● **Your assignment**
Find the lines in the records below that contain "this", and report each of them.

Items from a dataset:
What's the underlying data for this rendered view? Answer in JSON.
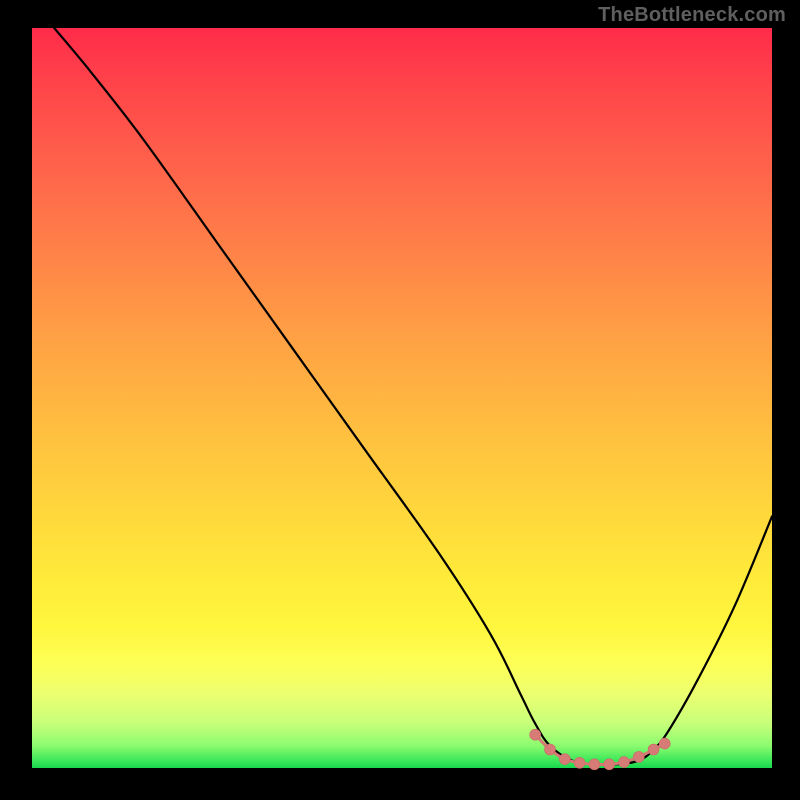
{
  "watermark": "TheBottleneck.com",
  "colors": {
    "curve": "#000000",
    "bead_fill": "#d77b77",
    "bead_stroke": "#c96a66",
    "background_black": "#000000",
    "gradient_top": "#ff2b4a",
    "gradient_bottom": "#18d74e"
  },
  "chart_data": {
    "type": "line",
    "title": "",
    "xlabel": "",
    "ylabel": "",
    "xlim": [
      0,
      100
    ],
    "ylim": [
      0,
      100
    ],
    "grid": false,
    "legend": false,
    "series": [
      {
        "name": "bottleneck-curve",
        "x": [
          3,
          8,
          15,
          25,
          35,
          45,
          55,
          62,
          66,
          68,
          70,
          73,
          76,
          79,
          82,
          84,
          86,
          90,
          95,
          100
        ],
        "y": [
          100,
          94,
          85,
          71,
          57,
          43,
          29,
          18,
          10,
          6,
          3,
          1,
          0.5,
          0.5,
          1,
          2.5,
          5,
          12,
          22,
          34
        ]
      }
    ],
    "highlight_beads": {
      "name": "red-dots-near-minimum",
      "x": [
        68,
        70,
        72,
        74,
        76,
        78,
        80,
        82,
        84,
        85.5
      ],
      "y": [
        4.5,
        2.5,
        1.2,
        0.7,
        0.5,
        0.5,
        0.8,
        1.5,
        2.5,
        3.3
      ]
    }
  }
}
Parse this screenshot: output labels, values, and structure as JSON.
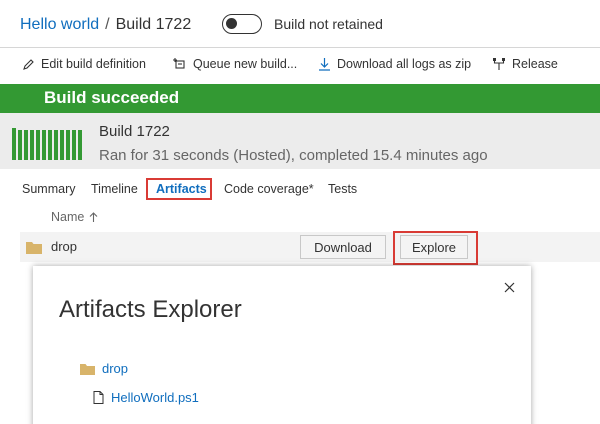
{
  "header": {
    "project": "Hello world",
    "separator": "/",
    "build": "Build 1722",
    "retain_toggle_label": "Build not retained"
  },
  "toolbar": {
    "items": [
      {
        "label": "Edit build definition",
        "icon": "pencil-icon"
      },
      {
        "label": "Queue new build...",
        "icon": "queue-icon"
      },
      {
        "label": "Download all logs as zip",
        "icon": "download-icon"
      },
      {
        "label": "Release",
        "icon": "release-icon"
      }
    ]
  },
  "status": {
    "text": "Build succeeded",
    "color": "#339933"
  },
  "summary": {
    "title": "Build 1722",
    "subtitle": "Ran for 31 seconds (Hosted), completed 15.4 minutes ago",
    "history_bar_levels": [
      0.85,
      0.8,
      0.8,
      0.8,
      0.8,
      0.8,
      0.8,
      0.8,
      0.8,
      0.8,
      0.8,
      0.8
    ]
  },
  "tabs": {
    "items": [
      "Summary",
      "Timeline",
      "Artifacts",
      "Code coverage*",
      "Tests"
    ],
    "active": "Artifacts"
  },
  "artifacts": {
    "column_header": "Name",
    "sort": "ascending",
    "rows": [
      {
        "name": "drop",
        "download_label": "Download",
        "explore_label": "Explore"
      }
    ]
  },
  "explorer": {
    "title": "Artifacts Explorer",
    "folder": "drop",
    "file": "HelloWorld.ps1"
  },
  "colors": {
    "link": "#106ebe",
    "success": "#339933",
    "highlight": "#d93b35",
    "folder": "#d8b46a"
  }
}
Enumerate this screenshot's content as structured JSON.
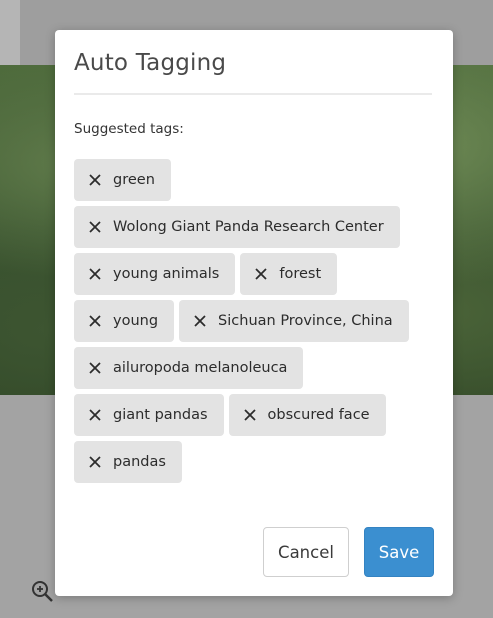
{
  "dialog": {
    "title": "Auto Tagging",
    "section_label": "Suggested tags:",
    "tag_rows": [
      [
        "green"
      ],
      [
        "Wolong Giant Panda Research Center"
      ],
      [
        "young animals",
        "forest"
      ],
      [
        "young",
        "Sichuan Province, China"
      ],
      [
        "ailuropoda melanoleuca"
      ],
      [
        "giant pandas",
        "obscured face"
      ],
      [
        "pandas"
      ]
    ],
    "remove_icon": "close-icon",
    "cancel_label": "Cancel",
    "save_label": "Save"
  },
  "colors": {
    "save_button": "#3b8fd0",
    "tag_background": "#e3e3e3",
    "overlay": "#9e9e9e"
  }
}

● **Completed exercise**
What's the underlying data for this rendered view? Answer in JSON.
Parse this screenshot: output labels, values, and structure as JSON.
Enumerate this screenshot's content as structured JSON.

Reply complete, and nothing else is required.